Whether it hails from ancient Asian, Egyptian or Amerindian myth or from the stomach-turning imagery of the 2007 thriller Teeth , there is no more obvious metaphor for male sexual anxiety in all of human endeavor than a woman with a hoo-ha that can bite your junk off. And now the myth of the vagina dentata has become reality. Well, sort of. And all it took to make it happen was the World Cup.
Last week, South African doctor Sonnet Ehlers introduced the Rape-aXe. Designed as an anti-rape device, it is essentially a vaginal condom lined with hooks that will grab onto anything inserted into it. Dr. Ehlers has been distributing Rape-aXe to female attendees at this year’s World Cup matches, being held in South Africa, a country with a horrifying rape rate-in a 2009 survey, one in 20 South African women surveyed reported being raped within the last year, and most of these crimes go unprosecuted. The way Rape-aXe is supposed to work, once a man has gotten himself, er, entangled with the device, he can’t remove it except with a physician’s assistance-and presumably a cop standing by to cuff him once the thing’s off. Dicks go in, but they don’t come out.
It’s an unnerving notion, though interesting to bring up at cocktail parties if only to watch grown men try to refrain from protectively grabbing at their crotches. Women tend to point out that a rapist with an iron maiden attached to his penis could still be perfectly capable of beating someone to death and might, in fact, even be inspired to do so. And I’ve talked to several men whose imaginations immediately spin psychotic-girlfriend scenarios that make bunny-boiling seem elegant and subtle by comparison.
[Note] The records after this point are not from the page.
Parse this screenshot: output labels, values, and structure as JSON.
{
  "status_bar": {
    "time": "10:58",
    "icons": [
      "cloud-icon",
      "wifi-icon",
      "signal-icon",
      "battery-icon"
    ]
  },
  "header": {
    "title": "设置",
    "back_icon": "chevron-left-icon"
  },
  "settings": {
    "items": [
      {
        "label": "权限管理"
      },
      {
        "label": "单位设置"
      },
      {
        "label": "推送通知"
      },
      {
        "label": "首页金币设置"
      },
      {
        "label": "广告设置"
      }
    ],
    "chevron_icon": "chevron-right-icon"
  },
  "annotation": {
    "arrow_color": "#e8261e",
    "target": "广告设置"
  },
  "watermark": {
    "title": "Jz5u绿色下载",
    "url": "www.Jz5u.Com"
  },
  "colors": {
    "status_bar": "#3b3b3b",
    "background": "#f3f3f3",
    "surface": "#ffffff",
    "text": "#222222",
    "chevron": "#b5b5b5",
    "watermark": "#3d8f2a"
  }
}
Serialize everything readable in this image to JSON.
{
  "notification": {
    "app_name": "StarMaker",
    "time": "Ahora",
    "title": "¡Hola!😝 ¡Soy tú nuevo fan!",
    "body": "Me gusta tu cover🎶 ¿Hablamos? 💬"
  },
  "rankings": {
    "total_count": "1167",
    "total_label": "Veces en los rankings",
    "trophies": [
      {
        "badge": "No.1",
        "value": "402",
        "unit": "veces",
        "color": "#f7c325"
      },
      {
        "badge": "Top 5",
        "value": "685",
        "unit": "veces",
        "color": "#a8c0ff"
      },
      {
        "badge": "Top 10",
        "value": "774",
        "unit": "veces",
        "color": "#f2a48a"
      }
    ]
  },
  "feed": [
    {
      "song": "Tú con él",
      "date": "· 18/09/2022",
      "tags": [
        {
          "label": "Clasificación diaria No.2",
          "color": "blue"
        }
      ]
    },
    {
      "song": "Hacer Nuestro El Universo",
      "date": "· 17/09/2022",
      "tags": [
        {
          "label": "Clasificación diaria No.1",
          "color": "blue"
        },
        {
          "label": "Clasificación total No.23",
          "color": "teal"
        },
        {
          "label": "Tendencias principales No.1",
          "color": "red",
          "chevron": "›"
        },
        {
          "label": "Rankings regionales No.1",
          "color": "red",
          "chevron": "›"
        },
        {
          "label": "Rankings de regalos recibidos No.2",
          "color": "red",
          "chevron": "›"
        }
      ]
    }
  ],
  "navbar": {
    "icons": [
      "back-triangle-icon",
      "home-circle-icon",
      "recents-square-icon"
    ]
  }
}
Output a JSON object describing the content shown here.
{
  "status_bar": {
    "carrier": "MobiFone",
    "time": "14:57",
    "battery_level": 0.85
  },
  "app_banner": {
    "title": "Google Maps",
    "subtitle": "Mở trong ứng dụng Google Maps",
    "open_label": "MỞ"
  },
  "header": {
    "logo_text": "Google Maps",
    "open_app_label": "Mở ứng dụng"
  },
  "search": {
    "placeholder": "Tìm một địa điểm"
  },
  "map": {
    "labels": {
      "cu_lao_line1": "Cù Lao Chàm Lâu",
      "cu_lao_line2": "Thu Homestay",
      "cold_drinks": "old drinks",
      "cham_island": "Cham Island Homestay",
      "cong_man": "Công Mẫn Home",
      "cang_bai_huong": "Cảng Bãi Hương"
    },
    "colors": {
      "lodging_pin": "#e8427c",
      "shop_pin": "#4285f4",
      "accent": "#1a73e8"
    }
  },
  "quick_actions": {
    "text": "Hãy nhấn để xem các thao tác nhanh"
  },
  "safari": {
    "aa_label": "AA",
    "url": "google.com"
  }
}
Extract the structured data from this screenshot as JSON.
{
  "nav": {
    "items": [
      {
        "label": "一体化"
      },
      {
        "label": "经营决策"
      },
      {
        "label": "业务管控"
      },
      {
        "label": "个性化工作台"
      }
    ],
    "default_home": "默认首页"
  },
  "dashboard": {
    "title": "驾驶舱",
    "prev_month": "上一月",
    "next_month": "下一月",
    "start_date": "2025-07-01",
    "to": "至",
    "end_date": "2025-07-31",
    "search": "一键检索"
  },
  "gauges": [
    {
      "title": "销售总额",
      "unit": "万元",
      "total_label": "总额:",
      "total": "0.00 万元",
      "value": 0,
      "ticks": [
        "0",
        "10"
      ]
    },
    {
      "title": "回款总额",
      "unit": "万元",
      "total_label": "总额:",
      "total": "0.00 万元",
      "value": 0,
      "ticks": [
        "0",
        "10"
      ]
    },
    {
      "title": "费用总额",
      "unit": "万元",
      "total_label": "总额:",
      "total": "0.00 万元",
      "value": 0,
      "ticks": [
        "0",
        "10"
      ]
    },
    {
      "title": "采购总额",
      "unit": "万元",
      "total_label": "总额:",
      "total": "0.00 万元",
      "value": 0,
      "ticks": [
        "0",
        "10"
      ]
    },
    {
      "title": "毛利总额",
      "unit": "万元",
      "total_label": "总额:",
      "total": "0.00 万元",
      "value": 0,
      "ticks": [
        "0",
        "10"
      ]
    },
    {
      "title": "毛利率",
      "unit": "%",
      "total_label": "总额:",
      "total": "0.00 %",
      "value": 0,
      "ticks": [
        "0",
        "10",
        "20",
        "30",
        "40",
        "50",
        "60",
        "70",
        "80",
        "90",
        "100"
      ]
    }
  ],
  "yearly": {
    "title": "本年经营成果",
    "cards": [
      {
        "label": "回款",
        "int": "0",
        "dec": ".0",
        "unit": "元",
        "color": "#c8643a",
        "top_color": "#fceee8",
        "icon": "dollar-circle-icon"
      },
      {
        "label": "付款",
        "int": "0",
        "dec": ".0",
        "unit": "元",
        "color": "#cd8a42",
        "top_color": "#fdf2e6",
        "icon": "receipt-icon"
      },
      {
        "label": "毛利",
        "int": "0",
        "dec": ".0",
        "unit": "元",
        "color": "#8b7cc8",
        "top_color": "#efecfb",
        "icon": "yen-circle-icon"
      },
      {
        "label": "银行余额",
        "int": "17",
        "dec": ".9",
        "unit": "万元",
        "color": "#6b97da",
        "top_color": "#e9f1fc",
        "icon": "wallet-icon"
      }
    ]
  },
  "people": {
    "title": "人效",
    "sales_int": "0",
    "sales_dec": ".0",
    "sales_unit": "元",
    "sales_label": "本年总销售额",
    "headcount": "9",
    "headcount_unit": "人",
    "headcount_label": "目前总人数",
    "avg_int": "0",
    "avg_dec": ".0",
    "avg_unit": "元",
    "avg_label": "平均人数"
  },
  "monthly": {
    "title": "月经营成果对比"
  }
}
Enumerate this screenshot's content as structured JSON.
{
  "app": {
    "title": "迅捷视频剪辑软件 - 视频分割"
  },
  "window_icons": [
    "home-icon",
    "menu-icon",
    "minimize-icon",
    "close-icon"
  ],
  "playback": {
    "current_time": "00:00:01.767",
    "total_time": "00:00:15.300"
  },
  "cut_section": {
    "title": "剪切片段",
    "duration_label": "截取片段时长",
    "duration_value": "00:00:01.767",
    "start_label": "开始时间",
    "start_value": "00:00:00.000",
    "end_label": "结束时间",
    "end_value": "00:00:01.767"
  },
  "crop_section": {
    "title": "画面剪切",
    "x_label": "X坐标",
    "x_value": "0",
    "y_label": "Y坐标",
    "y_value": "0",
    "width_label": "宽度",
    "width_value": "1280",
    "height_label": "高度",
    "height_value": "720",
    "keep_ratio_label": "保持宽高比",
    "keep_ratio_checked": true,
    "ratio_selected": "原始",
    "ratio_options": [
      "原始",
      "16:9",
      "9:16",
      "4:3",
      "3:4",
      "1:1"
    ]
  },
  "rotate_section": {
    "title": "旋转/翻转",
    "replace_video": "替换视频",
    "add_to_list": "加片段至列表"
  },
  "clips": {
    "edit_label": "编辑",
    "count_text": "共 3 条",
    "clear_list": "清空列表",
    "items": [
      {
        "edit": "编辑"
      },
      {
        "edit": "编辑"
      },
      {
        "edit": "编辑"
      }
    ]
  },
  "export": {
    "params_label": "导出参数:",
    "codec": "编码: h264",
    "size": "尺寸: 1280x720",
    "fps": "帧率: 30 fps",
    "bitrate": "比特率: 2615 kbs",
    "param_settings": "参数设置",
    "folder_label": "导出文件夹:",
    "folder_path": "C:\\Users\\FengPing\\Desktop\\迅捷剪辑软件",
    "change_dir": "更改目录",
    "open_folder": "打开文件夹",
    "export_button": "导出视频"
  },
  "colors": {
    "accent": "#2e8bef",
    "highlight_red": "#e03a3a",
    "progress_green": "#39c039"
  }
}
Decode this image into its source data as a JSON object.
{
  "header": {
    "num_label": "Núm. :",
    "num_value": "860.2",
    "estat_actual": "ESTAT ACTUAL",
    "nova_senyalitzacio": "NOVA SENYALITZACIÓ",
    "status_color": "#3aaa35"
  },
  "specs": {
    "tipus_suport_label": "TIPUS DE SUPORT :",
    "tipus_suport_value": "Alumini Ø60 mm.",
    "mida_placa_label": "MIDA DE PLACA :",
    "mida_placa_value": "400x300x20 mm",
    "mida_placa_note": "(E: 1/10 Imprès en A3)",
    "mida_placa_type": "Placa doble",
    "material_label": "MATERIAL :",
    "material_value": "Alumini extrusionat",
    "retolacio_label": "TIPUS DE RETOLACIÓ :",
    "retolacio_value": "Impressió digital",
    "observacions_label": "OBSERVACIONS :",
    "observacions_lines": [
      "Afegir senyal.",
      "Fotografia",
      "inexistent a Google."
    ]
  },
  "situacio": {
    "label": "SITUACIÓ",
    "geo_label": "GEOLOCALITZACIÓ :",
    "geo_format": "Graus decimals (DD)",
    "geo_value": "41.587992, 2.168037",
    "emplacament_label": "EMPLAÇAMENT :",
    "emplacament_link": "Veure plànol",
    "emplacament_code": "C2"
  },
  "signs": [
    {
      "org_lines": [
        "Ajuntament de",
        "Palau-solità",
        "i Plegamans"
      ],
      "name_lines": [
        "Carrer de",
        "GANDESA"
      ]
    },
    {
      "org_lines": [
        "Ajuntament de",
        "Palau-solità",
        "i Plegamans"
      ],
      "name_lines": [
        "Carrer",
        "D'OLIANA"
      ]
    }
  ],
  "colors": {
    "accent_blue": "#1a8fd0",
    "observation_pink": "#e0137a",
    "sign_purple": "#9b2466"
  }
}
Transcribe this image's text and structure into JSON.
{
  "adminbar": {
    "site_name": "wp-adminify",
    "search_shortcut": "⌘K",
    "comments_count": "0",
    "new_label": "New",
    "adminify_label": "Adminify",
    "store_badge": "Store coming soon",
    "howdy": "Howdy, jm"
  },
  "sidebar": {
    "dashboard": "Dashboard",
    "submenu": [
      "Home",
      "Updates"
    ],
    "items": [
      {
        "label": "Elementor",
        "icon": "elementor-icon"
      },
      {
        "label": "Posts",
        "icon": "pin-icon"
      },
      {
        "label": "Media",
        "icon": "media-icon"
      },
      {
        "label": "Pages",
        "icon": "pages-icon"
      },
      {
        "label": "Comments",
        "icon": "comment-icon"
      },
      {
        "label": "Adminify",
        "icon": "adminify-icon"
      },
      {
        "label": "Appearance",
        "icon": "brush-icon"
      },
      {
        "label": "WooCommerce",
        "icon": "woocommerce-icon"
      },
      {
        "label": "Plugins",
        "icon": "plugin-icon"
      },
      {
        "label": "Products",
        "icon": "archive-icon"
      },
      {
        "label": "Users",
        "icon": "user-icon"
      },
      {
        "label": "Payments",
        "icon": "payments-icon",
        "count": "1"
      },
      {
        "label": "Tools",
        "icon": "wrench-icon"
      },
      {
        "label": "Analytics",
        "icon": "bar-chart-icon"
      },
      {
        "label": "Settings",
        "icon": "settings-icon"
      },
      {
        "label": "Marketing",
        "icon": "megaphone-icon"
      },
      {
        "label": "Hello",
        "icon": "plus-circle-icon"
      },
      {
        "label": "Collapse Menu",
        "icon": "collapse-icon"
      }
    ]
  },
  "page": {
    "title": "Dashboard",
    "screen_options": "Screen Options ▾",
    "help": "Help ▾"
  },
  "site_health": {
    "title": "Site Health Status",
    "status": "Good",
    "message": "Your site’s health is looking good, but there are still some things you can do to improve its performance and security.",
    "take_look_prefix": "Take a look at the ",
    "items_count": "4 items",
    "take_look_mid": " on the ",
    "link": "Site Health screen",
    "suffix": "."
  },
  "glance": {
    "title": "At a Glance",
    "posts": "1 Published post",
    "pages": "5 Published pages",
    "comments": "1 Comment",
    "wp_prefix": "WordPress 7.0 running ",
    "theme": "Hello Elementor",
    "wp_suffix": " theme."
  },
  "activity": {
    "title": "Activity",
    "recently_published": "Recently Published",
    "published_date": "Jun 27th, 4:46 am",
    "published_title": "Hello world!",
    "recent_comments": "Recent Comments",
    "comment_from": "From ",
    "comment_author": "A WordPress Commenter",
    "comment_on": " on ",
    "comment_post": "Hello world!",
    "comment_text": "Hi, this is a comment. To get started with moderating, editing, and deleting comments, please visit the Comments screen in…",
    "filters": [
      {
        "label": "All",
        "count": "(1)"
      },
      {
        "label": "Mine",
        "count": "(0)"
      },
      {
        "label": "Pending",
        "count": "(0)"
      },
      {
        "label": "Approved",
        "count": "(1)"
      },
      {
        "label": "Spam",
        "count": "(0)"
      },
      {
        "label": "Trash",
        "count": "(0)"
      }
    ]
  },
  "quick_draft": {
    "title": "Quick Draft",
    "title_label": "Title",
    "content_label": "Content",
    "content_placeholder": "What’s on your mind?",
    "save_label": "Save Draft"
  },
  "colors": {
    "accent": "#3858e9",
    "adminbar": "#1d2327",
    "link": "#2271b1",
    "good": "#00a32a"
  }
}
I’m not above poetic justice, and there’s satisfaction to be had in a punishment so vividly fitting the crime. But just what are we women teaching would-be rapists by weaponizing our genitalia? It’s not as if we need to contribute to the view that female sexuality is threatening and unnatural-men having been doing that just fine for themselves since the first one emerged from the first toothless uterus. And isn’t castration anxiety-the terror of emasculation and subsequent desire to quash female power-one of the prime impetuses behind rape to begin with? Dr. Ehlers insists that her device will bring justice to women in a place where justice is hard to come by. What’s happening to the women of South Africa is disgusting, horrific, unacceptable by any standard of human decency. But buying into the nightmarish visions of the most stunted of our male counterparts ultimately just feeds the flame of fear and contempt from which violence against women has always arisen.
So I think I’ll let my privates remain unarmed and stick with the rape whistle. Though if I’m at a World Cup match, the whine of vuvuzelas might make mace a better choice.
Photograph of anti-rape poster courtesy of AFP.